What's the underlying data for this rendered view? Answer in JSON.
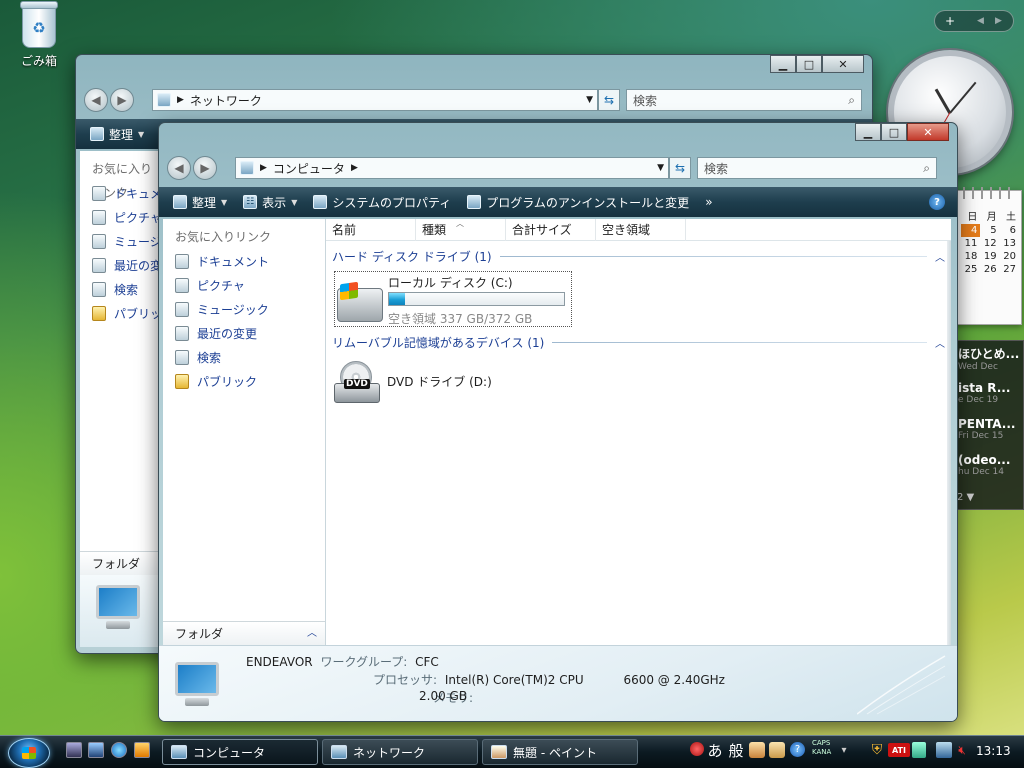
{
  "desktop": {
    "recycle_bin_label": "ごみ箱"
  },
  "gadgets": {
    "sidebar_controls": [
      "+",
      "◀",
      "▶"
    ],
    "calendar_days": [
      "日",
      "月",
      "土",
      "4",
      "5",
      "6",
      "11",
      "12",
      "13",
      "18",
      "19",
      "20",
      "25",
      "26",
      "27"
    ],
    "calendar_today": "4",
    "feed_items": [
      {
        "title": "ほひとめ...",
        "date": "Wed Dec"
      },
      {
        "title": "ista R...",
        "date": "e Dec 19"
      },
      {
        "title": "PENTA...",
        "date": "Fri Dec 15"
      },
      {
        "title": "(odeo...",
        "date": "hu Dec 14"
      }
    ]
  },
  "network_window": {
    "address": "ネットワーク",
    "search_placeholder": "検索",
    "toolbar_organize": "整理",
    "favorites_header": "お気に入りリンク",
    "nav_items": [
      "ドキュメント",
      "ピクチャ",
      "ミュージック",
      "最近の変更",
      "検索",
      "パブリック"
    ],
    "folder_label": "フォルダ"
  },
  "computer_window": {
    "address": "コンピュータ",
    "search_placeholder": "検索",
    "toolbar": {
      "organize": "整理",
      "view": "表示",
      "system_properties": "システムのプロパティ",
      "uninstall": "プログラムのアンインストールと変更",
      "more": "»",
      "help": "?"
    },
    "favorites_header": "お気に入りリンク",
    "nav_items": [
      "ドキュメント",
      "ピクチャ",
      "ミュージック",
      "最近の変更",
      "検索",
      "パブリック"
    ],
    "folder_label": "フォルダ",
    "columns": [
      "名前",
      "種類",
      "合計サイズ",
      "空き領域"
    ],
    "groups": [
      {
        "title": "ハード ディスク ドライブ (1)"
      },
      {
        "title": "リムーバブル記憶域があるデバイス (1)"
      }
    ],
    "local_disk": {
      "name": "ローカル ディスク (C:)",
      "free_text": "空き領域 337 GB/372 GB",
      "used_fraction": 0.094
    },
    "dvd_drive": {
      "name": "DVD ドライブ (D:)",
      "badge": "DVD"
    },
    "details": {
      "computer_name": "ENDEAVOR",
      "workgroup_label": "ワークグループ:",
      "workgroup_value": "CFC",
      "processor_label": "プロセッサ:",
      "processor_value": "Intel(R) Core(TM)2 CPU",
      "processor_speed": "6600  @ 2.40GHz",
      "memory_label": "メモリ:",
      "memory_value": "2.00 GB"
    }
  },
  "taskbar": {
    "tasks": [
      {
        "label": "コンピュータ",
        "active": true
      },
      {
        "label": "ネットワーク",
        "active": false
      },
      {
        "label": "無題 - ペイント",
        "active": false
      }
    ],
    "ime_mode": "あ",
    "ime_conversion": "般",
    "caps": "CAPS",
    "kana": "KANA",
    "clock": "13:13"
  }
}
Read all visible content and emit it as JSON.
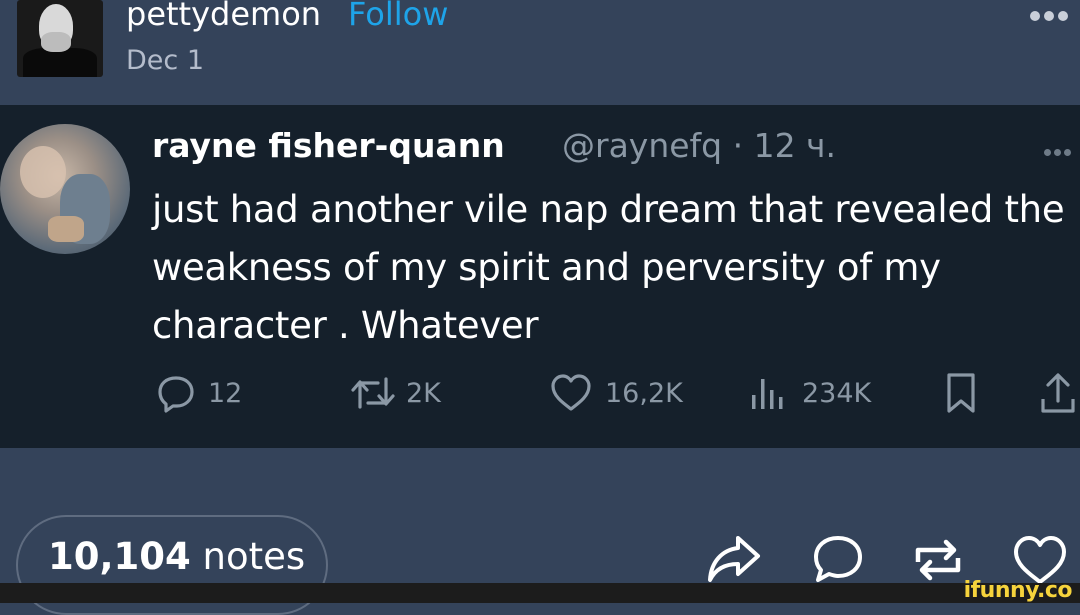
{
  "post": {
    "username": "pettydemon",
    "follow_label": "Follow",
    "date": "Dec 1",
    "menu_icon": "more-horizontal-icon"
  },
  "tweet": {
    "author": "rayne fisher-quann",
    "meta": "@raynefq · 12 ч.",
    "text": "just had another  vile nap dream that revealed the weakness of my spirit and perversity of my character . Whatever",
    "actions": {
      "replies": "12",
      "retweets": "2K",
      "likes": "16,2K",
      "views": "234K"
    }
  },
  "notes": {
    "count": "10,104",
    "label": "notes"
  },
  "watermark": "ifunny.co",
  "colors": {
    "tumblr_bg": "#34435a",
    "tweet_bg": "#15202b",
    "follow_blue": "#1ea4e9",
    "tweet_secondary": "#8b98a5",
    "watermark_yellow": "#f6d33c"
  }
}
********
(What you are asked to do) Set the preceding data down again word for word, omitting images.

(Solution below)
What's the underlying data for this rendered view? Answer in JSON.
{
  "desktop": {
    "recycle_bin_label": "ごみ箱"
  },
  "gadgets": {
    "sidebar_controls": [
      "+",
      "◀",
      "▶"
    ],
    "calendar_days": [
      "日",
      "月",
      "土",
      "4",
      "5",
      "6",
      "11",
      "12",
      "13",
      "18",
      "19",
      "20",
      "25",
      "26",
      "27"
    ],
    "calendar_today": "4",
    "feed_items": [
      {
        "title": "ほひとめ...",
        "date": "Wed Dec"
      },
      {
        "title": "ista R...",
        "date": "e Dec 19"
      },
      {
        "title": "PENTA...",
        "date": "Fri Dec 15"
      },
      {
        "title": "(odeo...",
        "date": "hu Dec 14"
      }
    ]
  },
  "network_window": {
    "address": "ネットワーク",
    "search_placeholder": "検索",
    "toolbar_organize": "整理",
    "favorites_header": "お気に入りリンク",
    "nav_items": [
      "ドキュメント",
      "ピクチャ",
      "ミュージック",
      "最近の変更",
      "検索",
      "パブリック"
    ],
    "folder_label": "フォルダ"
  },
  "computer_window": {
    "address": "コンピュータ",
    "search_placeholder": "検索",
    "toolbar": {
      "organize": "整理",
      "view": "表示",
      "system_properties": "システムのプロパティ",
      "uninstall": "プログラムのアンインストールと変更",
      "more": "»",
      "help": "?"
    },
    "favorites_header": "お気に入りリンク",
    "nav_items": [
      "ドキュメント",
      "ピクチャ",
      "ミュージック",
      "最近の変更",
      "検索",
      "パブリック"
    ],
    "folder_label": "フォルダ",
    "columns": [
      "名前",
      "種類",
      "合計サイズ",
      "空き領域"
    ],
    "groups": [
      {
        "title": "ハード ディスク ドライブ (1)"
      },
      {
        "title": "リムーバブル記憶域があるデバイス (1)"
      }
    ],
    "local_disk": {
      "name": "ローカル ディスク (C:)",
      "free_text": "空き領域 337 GB/372 GB",
      "used_fraction": 0.094
    },
    "dvd_drive": {
      "name": "DVD ドライブ (D:)",
      "badge": "DVD"
    },
    "details": {
      "computer_name": "ENDEAVOR",
      "workgroup_label": "ワークグループ:",
      "workgroup_value": "CFC",
      "processor_label": "プロセッサ:",
      "processor_value": "Intel(R) Core(TM)2 CPU",
      "processor_speed": "6600  @ 2.40GHz",
      "memory_label": "メモリ:",
      "memory_value": "2.00 GB"
    }
  },
  "taskbar": {
    "tasks": [
      {
        "label": "コンピュータ",
        "active": true
      },
      {
        "label": "ネットワーク",
        "active": false
      },
      {
        "label": "無題 - ペイント",
        "active": false
      }
    ],
    "ime_mode": "あ",
    "ime_conversion": "般",
    "caps": "CAPS",
    "kana": "KANA",
    "clock": "13:13"
  }
}
Read all visible content and emit it as JSON.
{
  "post": {
    "username": "pettydemon",
    "follow_label": "Follow",
    "date": "Dec 1",
    "menu_icon": "more-horizontal-icon"
  },
  "tweet": {
    "author": "rayne fisher-quann",
    "meta": "@raynefq · 12 ч.",
    "text": "just had another  vile nap dream that revealed the weakness of my spirit and perversity of my character . Whatever",
    "actions": {
      "replies": "12",
      "retweets": "2K",
      "likes": "16,2K",
      "views": "234K"
    }
  },
  "notes": {
    "count": "10,104",
    "label": "notes"
  },
  "watermark": "ifunny.co",
  "colors": {
    "tumblr_bg": "#34435a",
    "tweet_bg": "#15202b",
    "follow_blue": "#1ea4e9",
    "tweet_secondary": "#8b98a5",
    "watermark_yellow": "#f6d33c"
  }
}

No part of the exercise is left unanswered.